* _Work task_
Look through the records and copy each line with the string "intro" in it.

═══ Exercise data

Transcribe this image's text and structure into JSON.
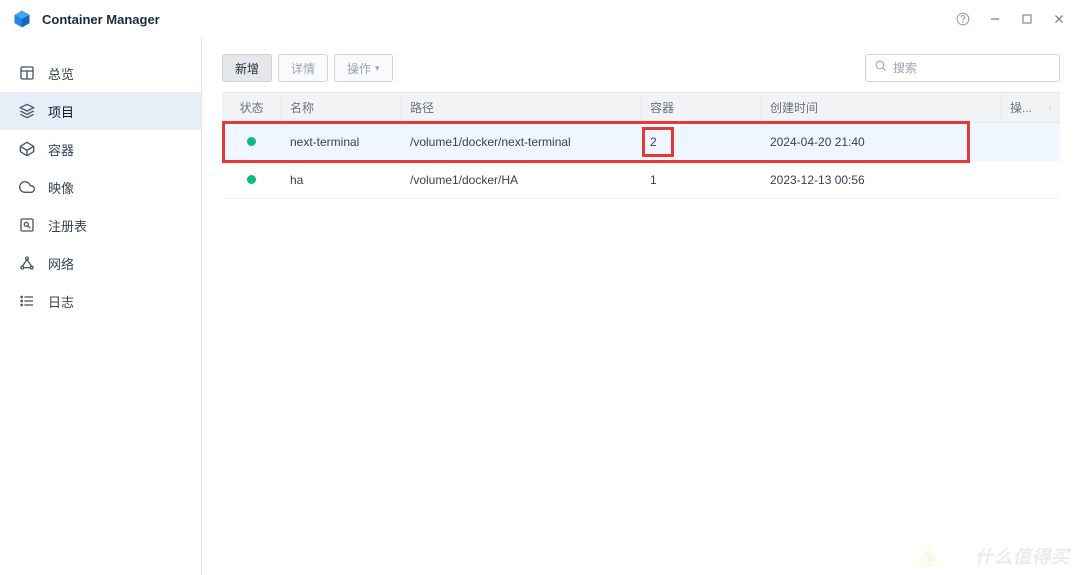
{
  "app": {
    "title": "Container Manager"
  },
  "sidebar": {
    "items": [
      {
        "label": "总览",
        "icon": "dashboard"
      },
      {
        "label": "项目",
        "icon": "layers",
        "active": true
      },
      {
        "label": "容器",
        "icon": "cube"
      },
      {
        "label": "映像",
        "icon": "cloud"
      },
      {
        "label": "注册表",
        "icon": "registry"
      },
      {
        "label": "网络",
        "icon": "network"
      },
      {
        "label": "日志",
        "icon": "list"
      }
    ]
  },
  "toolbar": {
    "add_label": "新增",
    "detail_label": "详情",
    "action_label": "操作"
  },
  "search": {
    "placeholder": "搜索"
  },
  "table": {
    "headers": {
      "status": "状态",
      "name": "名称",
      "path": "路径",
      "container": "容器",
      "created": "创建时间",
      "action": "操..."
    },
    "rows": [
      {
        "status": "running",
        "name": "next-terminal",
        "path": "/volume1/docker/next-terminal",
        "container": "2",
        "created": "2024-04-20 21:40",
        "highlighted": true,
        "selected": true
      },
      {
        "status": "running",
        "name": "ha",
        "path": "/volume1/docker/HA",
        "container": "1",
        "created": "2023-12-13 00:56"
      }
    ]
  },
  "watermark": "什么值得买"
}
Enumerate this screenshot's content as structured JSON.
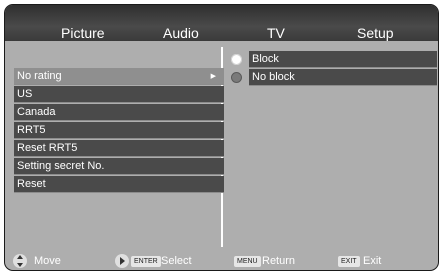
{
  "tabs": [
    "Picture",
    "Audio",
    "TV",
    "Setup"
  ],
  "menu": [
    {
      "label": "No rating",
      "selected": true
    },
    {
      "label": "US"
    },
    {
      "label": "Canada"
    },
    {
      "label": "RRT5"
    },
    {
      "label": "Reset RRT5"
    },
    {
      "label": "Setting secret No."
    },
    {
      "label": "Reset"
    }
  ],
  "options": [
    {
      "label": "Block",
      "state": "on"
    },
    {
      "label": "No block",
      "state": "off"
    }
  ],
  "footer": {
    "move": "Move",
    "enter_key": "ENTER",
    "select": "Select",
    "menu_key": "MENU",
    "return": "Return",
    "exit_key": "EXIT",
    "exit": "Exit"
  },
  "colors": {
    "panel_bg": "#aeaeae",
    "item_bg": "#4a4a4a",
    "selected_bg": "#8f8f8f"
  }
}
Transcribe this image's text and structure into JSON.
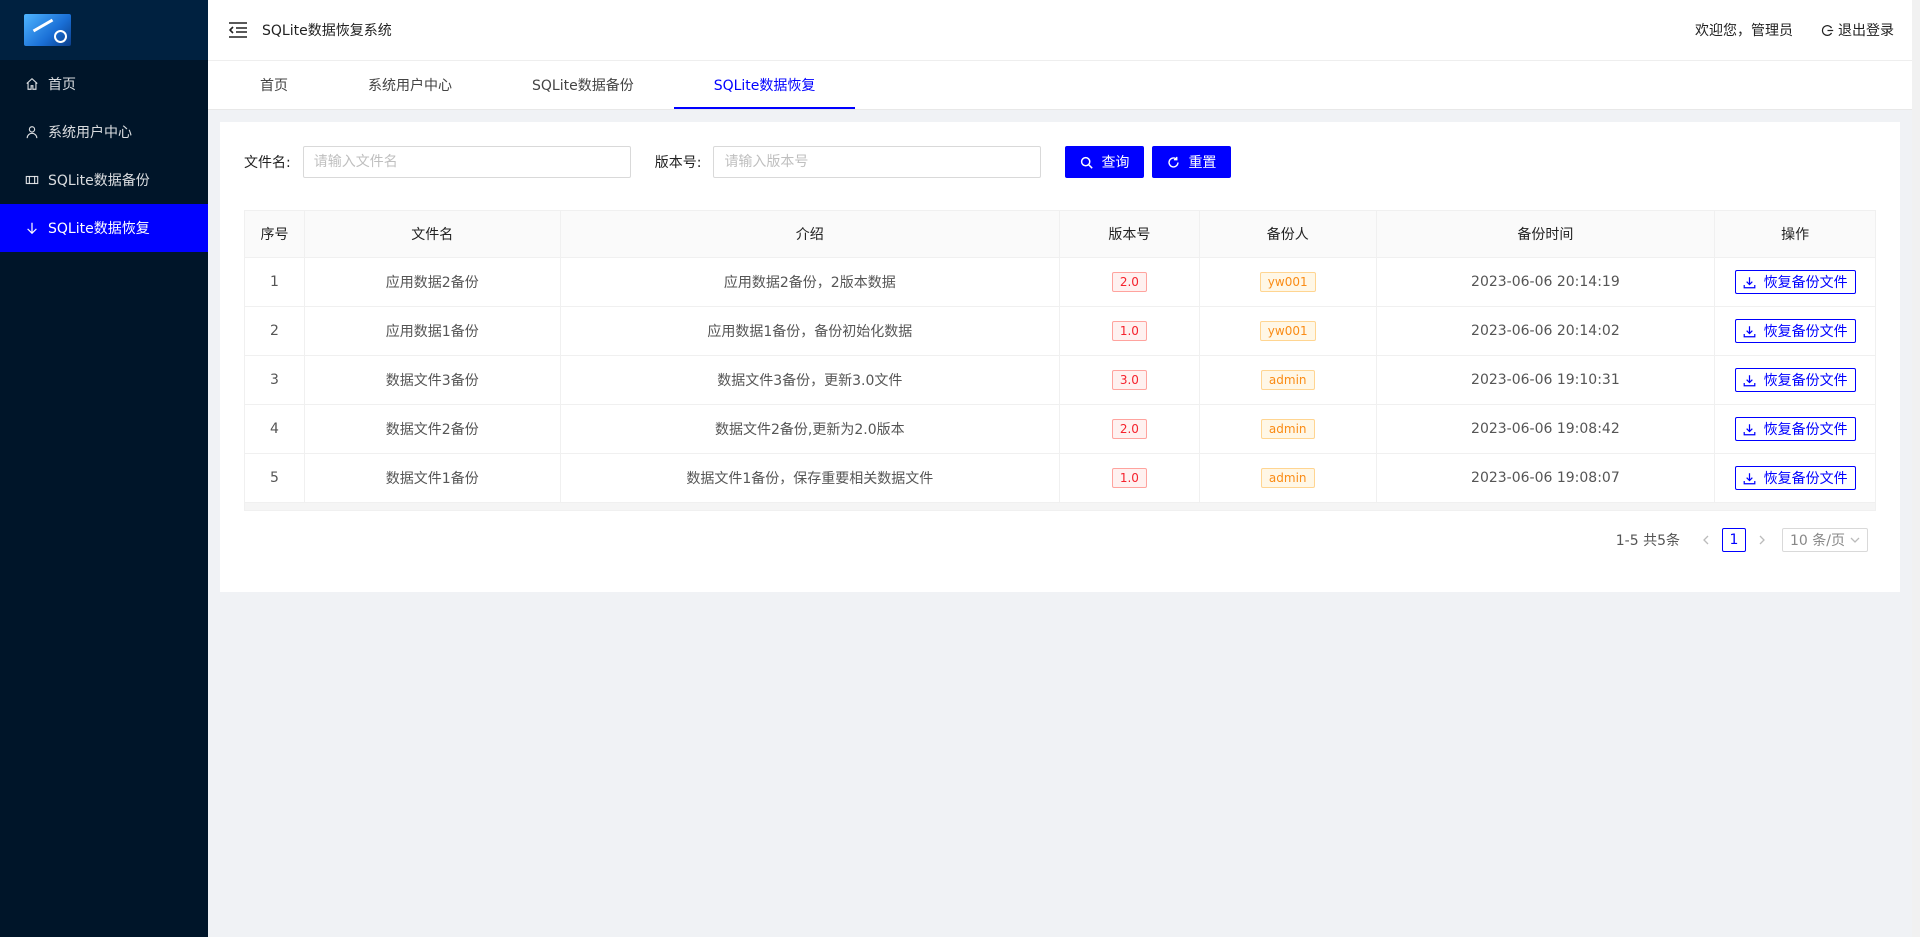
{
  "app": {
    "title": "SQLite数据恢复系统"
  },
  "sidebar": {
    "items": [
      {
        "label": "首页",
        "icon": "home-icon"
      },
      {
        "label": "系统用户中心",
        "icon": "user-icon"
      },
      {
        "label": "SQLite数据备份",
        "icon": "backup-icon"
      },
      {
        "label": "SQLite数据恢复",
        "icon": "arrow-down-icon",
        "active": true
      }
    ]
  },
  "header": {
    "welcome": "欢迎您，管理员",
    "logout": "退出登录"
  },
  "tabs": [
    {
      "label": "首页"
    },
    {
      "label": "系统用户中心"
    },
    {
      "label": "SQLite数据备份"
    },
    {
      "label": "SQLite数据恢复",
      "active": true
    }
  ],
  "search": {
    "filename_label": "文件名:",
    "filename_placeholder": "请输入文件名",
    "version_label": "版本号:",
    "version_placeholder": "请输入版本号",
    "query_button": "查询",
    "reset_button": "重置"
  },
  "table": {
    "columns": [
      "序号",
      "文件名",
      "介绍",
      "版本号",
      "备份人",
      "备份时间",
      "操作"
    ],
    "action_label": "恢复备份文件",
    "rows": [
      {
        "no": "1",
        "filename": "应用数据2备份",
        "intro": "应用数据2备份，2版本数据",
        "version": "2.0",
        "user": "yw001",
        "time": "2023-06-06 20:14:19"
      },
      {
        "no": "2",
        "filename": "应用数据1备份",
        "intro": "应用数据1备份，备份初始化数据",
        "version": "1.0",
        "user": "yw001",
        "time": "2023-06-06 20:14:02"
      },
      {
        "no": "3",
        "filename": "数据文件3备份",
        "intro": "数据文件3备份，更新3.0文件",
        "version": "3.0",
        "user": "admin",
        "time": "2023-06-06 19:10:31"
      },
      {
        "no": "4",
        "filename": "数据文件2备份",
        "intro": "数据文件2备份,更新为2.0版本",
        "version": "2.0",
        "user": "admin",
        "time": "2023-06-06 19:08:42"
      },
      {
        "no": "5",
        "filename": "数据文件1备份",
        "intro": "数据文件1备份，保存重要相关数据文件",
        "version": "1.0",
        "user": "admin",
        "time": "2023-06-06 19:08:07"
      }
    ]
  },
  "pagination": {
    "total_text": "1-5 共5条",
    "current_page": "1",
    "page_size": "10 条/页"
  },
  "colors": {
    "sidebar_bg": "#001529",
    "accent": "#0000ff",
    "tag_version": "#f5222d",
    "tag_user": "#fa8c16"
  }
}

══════

* _Output of the exercise_
        "intro": "应用数据2备份，2版本数据",
        "intro": "应用数据1备份，备份初始化数据",
        "intro": "数据文件3备份，更新3.0文件",
        "intro": "数据文件2备份,更新为2.0版本",
        "intro": "数据文件1备份，保存重要相关数据文件",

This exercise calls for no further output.